LTE Home Internet service first launched on 30 July in parts of Georgia, Missouri, Tennessee, Virginia and Kentucky. Verizon has moved rapidly to extend service to select rural areas in every state except Alaska and Vermont as of 1 October.

LTE Home Internet provides unlimited data, plus internet download speeds of 25 Mbps with peaks up to 50 Mbps for $50/month for Verizon wireless customers on mobile plans that cost $30/month or higher, while non-Verizon wireless customers pay $70/month. A $10/month discount for autopay and paperless billing is available for both options.

LTE answers an un-met need

Though relatively slow, the service appears to meet the Federal Communication Commission’s definition for broadband, which is a minimum of 25 Mbps download speed and 3 Mbps upload speed. (Fixed Wireless Access) FWA speeds generally pale in comparison to broadband speeds available in major metropolitan areas, yet they can deliver much-needed internet service to users in rural and remote areas who have limited or no connectivity options. The FCC has said that 24 million people in the US lack fixed terrestrial broadband at speeds of 25 Mbps/3 Mbps, though critics contend that estimate is low.

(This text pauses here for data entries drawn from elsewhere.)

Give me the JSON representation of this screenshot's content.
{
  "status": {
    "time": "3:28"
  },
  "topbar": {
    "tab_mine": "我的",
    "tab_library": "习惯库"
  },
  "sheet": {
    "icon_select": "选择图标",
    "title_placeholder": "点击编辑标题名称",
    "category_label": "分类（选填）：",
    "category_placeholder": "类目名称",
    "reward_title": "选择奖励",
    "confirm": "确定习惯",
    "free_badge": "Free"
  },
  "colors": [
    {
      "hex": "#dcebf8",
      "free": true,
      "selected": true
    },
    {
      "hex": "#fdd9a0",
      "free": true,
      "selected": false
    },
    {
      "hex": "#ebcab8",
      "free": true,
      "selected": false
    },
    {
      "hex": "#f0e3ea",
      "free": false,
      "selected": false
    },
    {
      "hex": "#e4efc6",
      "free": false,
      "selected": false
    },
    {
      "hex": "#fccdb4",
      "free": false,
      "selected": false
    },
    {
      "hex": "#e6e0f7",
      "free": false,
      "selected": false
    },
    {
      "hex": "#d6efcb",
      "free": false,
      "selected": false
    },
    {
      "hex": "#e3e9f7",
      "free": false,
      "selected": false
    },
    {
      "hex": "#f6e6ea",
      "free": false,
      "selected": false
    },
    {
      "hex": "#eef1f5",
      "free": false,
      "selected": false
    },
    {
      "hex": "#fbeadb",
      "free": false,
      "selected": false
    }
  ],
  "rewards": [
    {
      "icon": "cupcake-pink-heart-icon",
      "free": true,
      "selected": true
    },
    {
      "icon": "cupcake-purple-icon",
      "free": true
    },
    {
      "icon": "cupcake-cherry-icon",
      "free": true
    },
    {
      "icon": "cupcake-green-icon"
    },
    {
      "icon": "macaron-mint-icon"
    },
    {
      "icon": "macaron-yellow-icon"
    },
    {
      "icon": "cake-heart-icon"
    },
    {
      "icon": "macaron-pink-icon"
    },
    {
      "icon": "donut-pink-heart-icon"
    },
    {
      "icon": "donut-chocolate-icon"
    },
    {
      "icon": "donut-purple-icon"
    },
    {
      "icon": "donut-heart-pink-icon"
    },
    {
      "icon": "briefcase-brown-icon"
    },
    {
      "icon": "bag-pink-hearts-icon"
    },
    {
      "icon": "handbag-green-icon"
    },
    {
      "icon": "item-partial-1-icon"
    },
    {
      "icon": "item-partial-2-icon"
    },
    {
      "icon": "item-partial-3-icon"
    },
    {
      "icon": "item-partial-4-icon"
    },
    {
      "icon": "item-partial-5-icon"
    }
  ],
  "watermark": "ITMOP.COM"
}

The need for reliable, fast residential internet has never been greater than it is now due to Covid-19’s impacts on work, school and daily life in general, which is driving Verizon to get more aggressive in fixed wireless access services. The carrier reports that its initial deployments of LTE Home Internet over the summer received a very welcome reception. Yet despite this month’s expansion of service, the geographic footprint for Verizon LTE Home Internet is still quite restricted, and low rural population densities will restrict subscriber additions.

Speed is king in densely populated areas

The service’s rapid, though still limited, expansion shines a light on problems Verizon faces in rolling out its higher-profile fixed wireless access service, 5G Home, which relies upon coverage-constrained millimeter-wave spectrum that is restricting it to densely populated metropolitan areas. In contrast, LTE Home Internet uses multiple spectrum in lower bands – all of which deliver broader coverage than millimeter-wave. What millimeter-wave offers is speed; 5G Home touts maximum download speeds up to 1 Gbps, with typical download speeds of 300 Mbps, making it a potentially viable competitor in cities where customers also have other options for their broadband service.

For now, 5G Home is limited to parts of just eight cities, after adding Minneapolis and St. Paul, on October 1. Two additional cities are slated to get 5G Home service by year’s end. Nonetheless, Verizon continues to miss opportunities to drive signups to the fledgling 5G Home service due to its negligible footprint.

Such missed opportunities should provide an impetus for Verizon to continue rolling out 5G Home and LTE Home Internet. Seemingly insatiable demand for broadband should drive Verizon and rival carriers to continue deploying FWA services as appropriate based on individual market prospects.